The Recital console is made of genuine walnut wood (solids and veneers) and is available in the Schober Standard Finish (see page 11), lacquered, or unfinished. The Pedal Clavier, in easy-to-assemble kit form, conforms to AGO standards. It is super-strong, with adjustable pedal tension and replaceable natural caps and sharps. Its positive action, durability, and beauty, make it one of the best claviers in the organ industry - pipe or electronic - a fitting adjunct to the impressive Recital console and bench.
Internal circuitry is completely transistorized and comprises components of the highest commercial quality. The solid-state design and the wide use of printed circuitry, as well as such unusual quality features as gold switch contacts and a regulated power supply, assure steady, dependable operation without attention for many years. All parts of the Recital Organ are guaranteed for five years as detailed on the back cover of this catalog.
Typical cost of all the kits and parts you will need to build the basic Recital Organ is $1850 if you choose the easily assembled kit console; you can break this expenditure into three parts to spread the cost over a period of time. The cost can be higher or lower if you choose a different console finish (or finish it yourself) or build your own console from our plans. All this is explained in the Price List. This price results in all you need for a complete organ, ready to play - except for an amplifier and loudspeaker system. If you purchase amplifier and speakers from Schober, typical cost is $278 - more or less, depending on choices explained in the Price Lists. You do not need to buy amplifier and speakers from Schober if you have a good high-fidelity or stereo system (see page 13). There are also optional accessories you may wish to add now or later, but the organ is complete without them.
The standard Recital voicing specification, shown on the opposite page, is primarily for classic music, the main purpose for which this organ was designed. These same voices, with vibrato added and the playing style changed, also give excellent results with light music. With the aid of the optional Library of Stops Kits SRS-1, which supplies a very large selection of electronic components and detailed instructions, you can make up practically any organ voices you may wish, and plug them in place of the standard ones. Since plugging in a new stop takes only a few seconds, you can keep any number of these alternate voices on hand and use them whenever you like. At any one time, you keep 32 stops plugged in for instant selection with the stop tablets.

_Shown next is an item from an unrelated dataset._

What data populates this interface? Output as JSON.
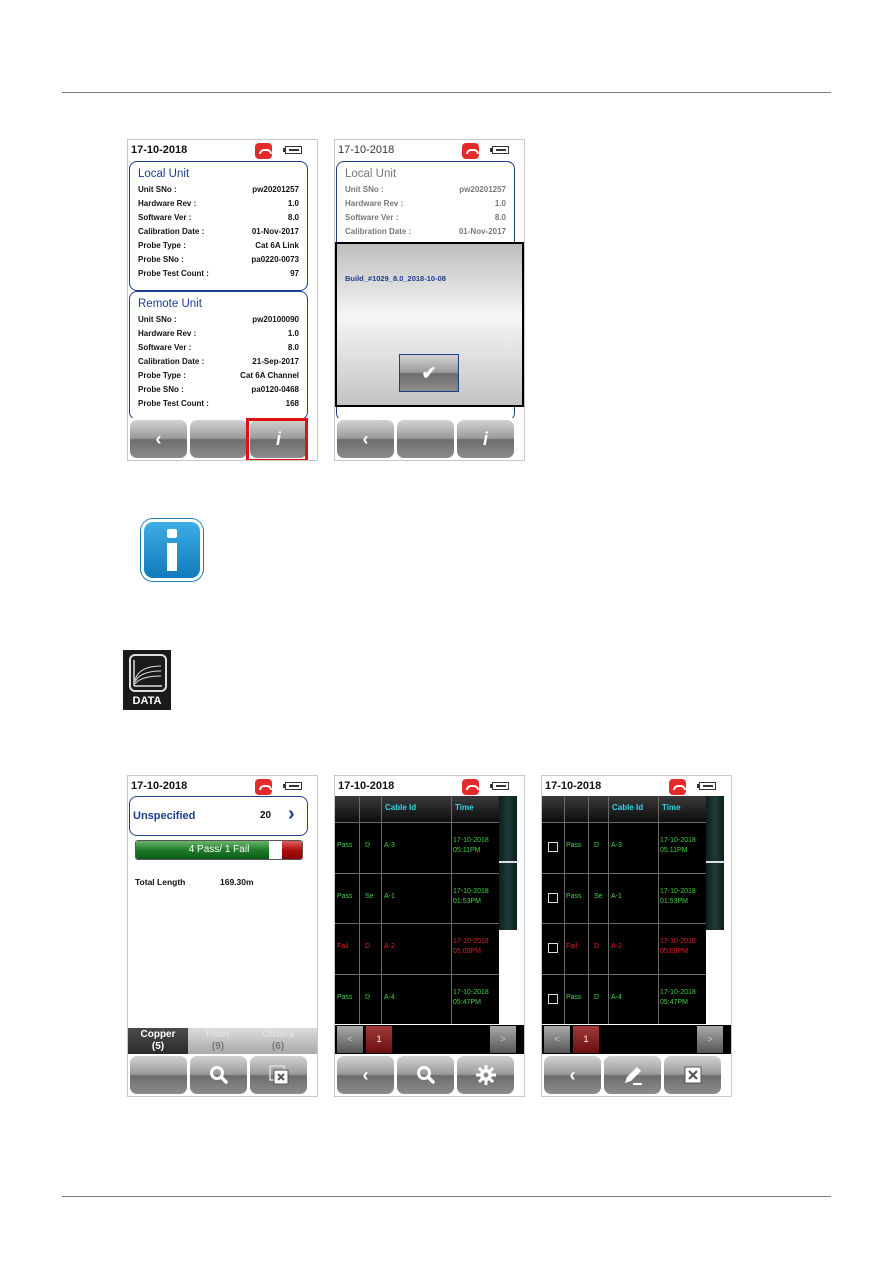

The 32 speaking stops (voices) listed are standard equipment and you must have them. There is no limit to the number of extra plug-in stops you can have, but we cannot design particular voices on demand. You must "design" them yourself, which is quite easy with the Library of Stops kit and instructions. The kit also furnishes specific instructions for a wide variety of nonstandard stops which you do not even have to design for yourself
The seven octaves of pitches provided by the Recital Tone Generators, the availability of five pitch registers on each manual and four for the pedals, and the basic design of the organ afford voicing directly parallel to that of pipes for both traditional and theatrical playing.
Five buttons control upper-keyboard and pedal stops; four control lower- keyboard and pedal stops; and four "generals" (in parallel with the toe studs) control all stops simultaneously.
A new combination is preset for any button simply by holding the button in and arranging the tablets as desired. Thereafter, pressing that button will produce the new combination. The combination action is a necessity for professional organists and for all church and concert work. It is a convenience for the learner and amateur. It can be installed while the organ is being assembled, or at any later time.
The rotating Leslie Organ Speaker LSL-150 is very effective in addition to a good standard speaker system in giving either the juicy vibrato which so enhances popular and theatre music or, at its slow speed, in adding the sense of "movement" to more serious music.
Both of the Recital Organ channels may be heard through a single amplifier and speaker system by simply shifting the position of one resistor on a printed circuit in the organ, per instructions. This is the more usual mode of operation. The separate swell shoes and vibrato circuits are still effective. A change from single-channel to dual-channel (or vice versa) is easily made at any time.
For church work you may want the Schulmerich ChimeAtron. The Mixer-Compressor is desirable for any kind of music wherever there is some limit on the maximum volume you can use. The Headphone System furnishes excellent sound quality for "silent" practice. For playing light music you will enjoy using the Organ Dynabeat and the Percussion Group. All these accessories are described on other pages. They should be added after your organ is complete and playing - at any time in the future. None of them is necessary; you have a complete and satisfactory organ without them.
We recommend you order an Organ Tester if you do not have electronic
test equipment; it facilitates checking after final assembly and in case
you should have any trouble. The Transistor Voltmeter is useful but not
necessary. The Tuning Record included in your basic kits is adequate for
tuning if you have a good turntable, but you may wish to have one of the